Carousel

The Problem

Greg first approached us with an idea. He wanted to create a website (Carousel) where people could rent designer handbags for a weekend, a month, a year, etc. These handbags would also be purchasable. We worked with him to create an e-commerce site while also working with Innovate Map to implement their designs.

My Role

I was a front-end developer on the project. Innovate Map provided a non-functioning style guide that I worked alongside to create all of the components for the website. I created the HTML and SASS for all of the angular pages. I was also the point of contact between the developers and the designers at Innovate Map.

Worked With

The other front-end developer, the product owner, the clients, the designers at Innovate Map.

Tools

I used Zeplin to view the mockups. I used Virto Commerce for the e-commerce site, and I used HTML/SASS for development.

The Process

For this project I was more the user’s advocate rather than the actual designer. Greg worked with Innovate Map before bringing us onto the project. They branded and designed Carousel Bags, and then we were to implement their designs. However, none of the style guide given to us was functional. I had to create all of the components and decide/create all the interaction styles. The designs were not responsive either, so I had to redesign pieces to work responsively. I was in constant communication with the designers at Innovate Map to understand the thought process behind button placement and other form placement. While pretty, some of the locations and sizes were not optimal for the users. I often pushed back on design decision that hindered the user’s experience or cheapened the brand of the site.

One specific design change I pushed back on had to do with the “surprise me” button. Shoppers had the ability to rent a specific bag or be surprised by the bag that came in the mail. Greg often reiterated the importance of the “surprise me” button. He hoped most shoppers would select that button because their inventory for bags was low. This would help with costs. However, the designs did not reflect that need. The button did not stand out, and the user had no incentive or guidance to choose “surprise me.” I pushed back on the design to position the “surprise me” button in an attention grabbing way in order to try to fulfill Greg’s desires.

Another design change I made had to do with the headers. Throughout the lifecycle of the project, Innovate Map provided mockups of the browse page and collection page with sleek, clean, rich looking headers. Then, a few weeks before launching the website, they randomly changed the headers to cheap, department store looking headers. There was no rhyme or reason behind this change, and I fought them on this until they finally returned to a sleek design, similar to their initial mockup.

Original Headers
Revised Headers
Final Headers After Pushback

Final Outcome

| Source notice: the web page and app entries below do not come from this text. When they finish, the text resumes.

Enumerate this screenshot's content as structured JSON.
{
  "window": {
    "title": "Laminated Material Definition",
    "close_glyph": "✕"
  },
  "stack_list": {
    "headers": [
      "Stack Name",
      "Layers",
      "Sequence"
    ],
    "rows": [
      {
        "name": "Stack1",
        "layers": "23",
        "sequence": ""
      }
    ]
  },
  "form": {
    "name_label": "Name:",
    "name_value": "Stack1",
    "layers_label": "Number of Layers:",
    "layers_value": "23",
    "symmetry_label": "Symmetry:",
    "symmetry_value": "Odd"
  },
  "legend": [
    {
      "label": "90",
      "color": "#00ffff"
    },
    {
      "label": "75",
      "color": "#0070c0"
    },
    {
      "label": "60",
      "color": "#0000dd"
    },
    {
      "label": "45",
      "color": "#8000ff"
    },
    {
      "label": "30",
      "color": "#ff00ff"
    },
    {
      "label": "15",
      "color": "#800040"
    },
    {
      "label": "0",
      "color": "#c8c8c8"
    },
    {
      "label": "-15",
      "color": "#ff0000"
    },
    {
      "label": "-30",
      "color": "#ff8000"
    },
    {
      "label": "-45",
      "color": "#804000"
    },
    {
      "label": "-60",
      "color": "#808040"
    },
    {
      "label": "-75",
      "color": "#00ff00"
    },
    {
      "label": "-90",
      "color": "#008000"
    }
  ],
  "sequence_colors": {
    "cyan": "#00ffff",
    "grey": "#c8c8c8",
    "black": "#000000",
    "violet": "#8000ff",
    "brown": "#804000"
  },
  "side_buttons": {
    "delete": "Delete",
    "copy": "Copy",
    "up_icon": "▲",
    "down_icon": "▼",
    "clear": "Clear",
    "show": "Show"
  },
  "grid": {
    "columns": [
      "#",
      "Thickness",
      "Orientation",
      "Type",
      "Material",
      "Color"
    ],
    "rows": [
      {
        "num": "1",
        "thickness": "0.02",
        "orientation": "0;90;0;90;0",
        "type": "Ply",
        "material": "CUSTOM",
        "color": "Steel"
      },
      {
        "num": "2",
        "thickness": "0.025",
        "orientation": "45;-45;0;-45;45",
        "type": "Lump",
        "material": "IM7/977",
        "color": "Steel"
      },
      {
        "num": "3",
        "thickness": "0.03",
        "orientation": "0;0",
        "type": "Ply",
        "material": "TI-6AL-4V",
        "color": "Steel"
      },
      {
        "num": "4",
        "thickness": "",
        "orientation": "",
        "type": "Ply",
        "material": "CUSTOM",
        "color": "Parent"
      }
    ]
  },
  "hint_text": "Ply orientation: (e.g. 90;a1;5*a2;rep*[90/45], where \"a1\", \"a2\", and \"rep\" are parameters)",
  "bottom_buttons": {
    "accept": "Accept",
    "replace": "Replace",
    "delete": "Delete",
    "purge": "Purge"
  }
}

In the end, we created a site that was sleek, and fit the high status, and rich quality of the product that was being sold. Working alongside the designers and developers was a necessary role that ended up being quite pivotal in the design of the application. It was this project where I found my true passion for creating user first designs. There’s so much more to a design than a beautiful page. The design should be intuitive and easy to navigate. Each action should be explainable, and the user should leave feeling enjoyment from the interaction rather than frustration. Through our collaboration, we were able to create a beautiful and easy to use website that we all looked on proudly. It was also this project where I learned the value my background in front-end development has in the UX design field. Having a knowledge of responsive websites and knowing how to create components is very beneficial when creating prototypes and style guides for clients and projects. I think it’s a huge asset in my design arsenal that sets me a part from some UX designers.